What does modern quilting mean to you? What is the future of quilting?
“Modern” is a hard word to quantify since 100 years ago, it was what all art made was called, and now that art is old. Haha. Not to be pedantic, to say that in quilting, like the rest of “art,” there is a personality crisis between craftmanship and the big white room museum/gallery concept. In the future of quilting, I hope to be like a tributary into the river of “art” so we can all understand art in our experience rather than just in rooms that are designated art spaces.
Quilts seem to work very well as a physical metaphor—for building knowledge, relationships, a self, etc. The idea of stitching parts together into a greater whole is widely significant. Does your medium carry symbolic significance for you?
100%, I use the language of discarded clothing and bedding to enhance the experience of a human today. For now, building something from parts discarded into a function or expertise is quilting a metaphor for sure!
How do you view the art-craft divide? What implications does it carry for your work? Does your work comment on this? What happens when you change an object’s function with a well-known historical function?
Unfortunately, this is more a product of the value gatekeepers than a fundamental divide. Like Debeers has to hide diamonds to keep the value of their inventory up, the world of selling art has to strongly dissuade new mediums not to change the market saturation and the importance of blue-chip paintings. I have done a bunch of work about this conversation. Happy to share more on this and anything you need/want.

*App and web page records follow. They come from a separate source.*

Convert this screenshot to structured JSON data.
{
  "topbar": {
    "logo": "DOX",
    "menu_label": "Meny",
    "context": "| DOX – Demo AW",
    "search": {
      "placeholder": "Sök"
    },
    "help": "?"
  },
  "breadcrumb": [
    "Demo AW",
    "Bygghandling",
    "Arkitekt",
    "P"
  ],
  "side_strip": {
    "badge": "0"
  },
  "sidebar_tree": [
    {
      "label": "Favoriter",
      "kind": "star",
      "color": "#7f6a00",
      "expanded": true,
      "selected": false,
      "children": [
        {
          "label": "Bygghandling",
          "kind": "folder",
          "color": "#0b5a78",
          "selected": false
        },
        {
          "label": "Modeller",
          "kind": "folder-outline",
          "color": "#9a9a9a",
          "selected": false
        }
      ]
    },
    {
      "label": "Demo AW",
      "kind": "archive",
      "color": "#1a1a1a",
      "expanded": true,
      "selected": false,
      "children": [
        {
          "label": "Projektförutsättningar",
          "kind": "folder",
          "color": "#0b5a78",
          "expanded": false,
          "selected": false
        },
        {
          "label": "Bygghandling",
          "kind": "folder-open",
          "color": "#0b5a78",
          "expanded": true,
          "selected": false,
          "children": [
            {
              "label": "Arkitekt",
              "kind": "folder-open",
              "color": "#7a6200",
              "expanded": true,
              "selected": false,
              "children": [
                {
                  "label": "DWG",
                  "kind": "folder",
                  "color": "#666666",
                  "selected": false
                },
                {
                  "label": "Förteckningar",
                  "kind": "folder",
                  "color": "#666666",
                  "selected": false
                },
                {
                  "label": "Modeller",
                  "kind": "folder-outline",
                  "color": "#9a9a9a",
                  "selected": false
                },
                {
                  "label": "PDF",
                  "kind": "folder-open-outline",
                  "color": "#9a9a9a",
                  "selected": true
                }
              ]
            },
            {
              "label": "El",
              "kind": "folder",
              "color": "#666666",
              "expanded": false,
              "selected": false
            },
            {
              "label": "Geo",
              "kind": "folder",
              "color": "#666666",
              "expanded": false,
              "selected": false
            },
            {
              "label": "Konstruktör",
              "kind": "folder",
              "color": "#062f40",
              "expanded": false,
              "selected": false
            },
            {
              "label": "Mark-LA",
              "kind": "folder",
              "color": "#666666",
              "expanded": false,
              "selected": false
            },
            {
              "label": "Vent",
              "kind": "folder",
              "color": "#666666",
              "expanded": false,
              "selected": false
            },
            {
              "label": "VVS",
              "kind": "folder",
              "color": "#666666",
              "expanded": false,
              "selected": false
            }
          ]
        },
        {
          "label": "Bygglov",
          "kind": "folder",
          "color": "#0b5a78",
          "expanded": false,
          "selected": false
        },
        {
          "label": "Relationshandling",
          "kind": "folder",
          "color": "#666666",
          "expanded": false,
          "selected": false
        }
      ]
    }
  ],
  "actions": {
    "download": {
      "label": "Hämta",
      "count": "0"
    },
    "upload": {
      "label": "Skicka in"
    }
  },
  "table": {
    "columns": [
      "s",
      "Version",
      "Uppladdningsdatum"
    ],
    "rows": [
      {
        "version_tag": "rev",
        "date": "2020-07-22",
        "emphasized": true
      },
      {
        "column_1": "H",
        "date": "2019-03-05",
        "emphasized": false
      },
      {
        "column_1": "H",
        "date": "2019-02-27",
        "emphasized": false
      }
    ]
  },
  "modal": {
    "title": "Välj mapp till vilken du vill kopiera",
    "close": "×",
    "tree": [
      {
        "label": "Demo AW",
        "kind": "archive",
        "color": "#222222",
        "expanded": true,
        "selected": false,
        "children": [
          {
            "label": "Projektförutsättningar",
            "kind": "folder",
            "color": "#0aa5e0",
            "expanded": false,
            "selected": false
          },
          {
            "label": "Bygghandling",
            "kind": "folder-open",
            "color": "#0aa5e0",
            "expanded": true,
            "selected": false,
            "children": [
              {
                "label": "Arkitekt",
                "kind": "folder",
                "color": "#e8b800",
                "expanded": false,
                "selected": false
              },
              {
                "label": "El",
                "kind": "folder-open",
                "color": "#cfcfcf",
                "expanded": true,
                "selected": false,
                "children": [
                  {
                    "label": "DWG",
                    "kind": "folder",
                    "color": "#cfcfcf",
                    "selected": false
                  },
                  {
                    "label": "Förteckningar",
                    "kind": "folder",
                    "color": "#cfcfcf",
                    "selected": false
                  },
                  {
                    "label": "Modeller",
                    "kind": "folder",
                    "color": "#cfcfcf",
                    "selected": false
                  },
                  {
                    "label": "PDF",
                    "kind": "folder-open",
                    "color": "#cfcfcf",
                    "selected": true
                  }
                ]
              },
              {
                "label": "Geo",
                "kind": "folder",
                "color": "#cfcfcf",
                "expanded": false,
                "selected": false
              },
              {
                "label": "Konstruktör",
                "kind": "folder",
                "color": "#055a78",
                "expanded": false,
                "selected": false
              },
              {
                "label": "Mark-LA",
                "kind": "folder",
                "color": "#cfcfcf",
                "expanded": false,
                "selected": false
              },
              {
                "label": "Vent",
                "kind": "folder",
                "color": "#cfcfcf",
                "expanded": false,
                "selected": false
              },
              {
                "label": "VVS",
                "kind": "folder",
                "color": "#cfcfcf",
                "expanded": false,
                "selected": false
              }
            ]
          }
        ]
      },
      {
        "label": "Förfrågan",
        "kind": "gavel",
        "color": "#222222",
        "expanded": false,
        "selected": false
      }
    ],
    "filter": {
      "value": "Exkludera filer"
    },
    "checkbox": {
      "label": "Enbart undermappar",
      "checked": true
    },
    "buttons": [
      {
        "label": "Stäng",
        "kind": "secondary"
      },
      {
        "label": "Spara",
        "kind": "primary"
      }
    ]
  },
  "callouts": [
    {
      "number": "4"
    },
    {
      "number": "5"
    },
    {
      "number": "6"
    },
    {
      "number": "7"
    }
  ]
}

You can find more info about Luke Haynes on his website Here: https://www.luke.art/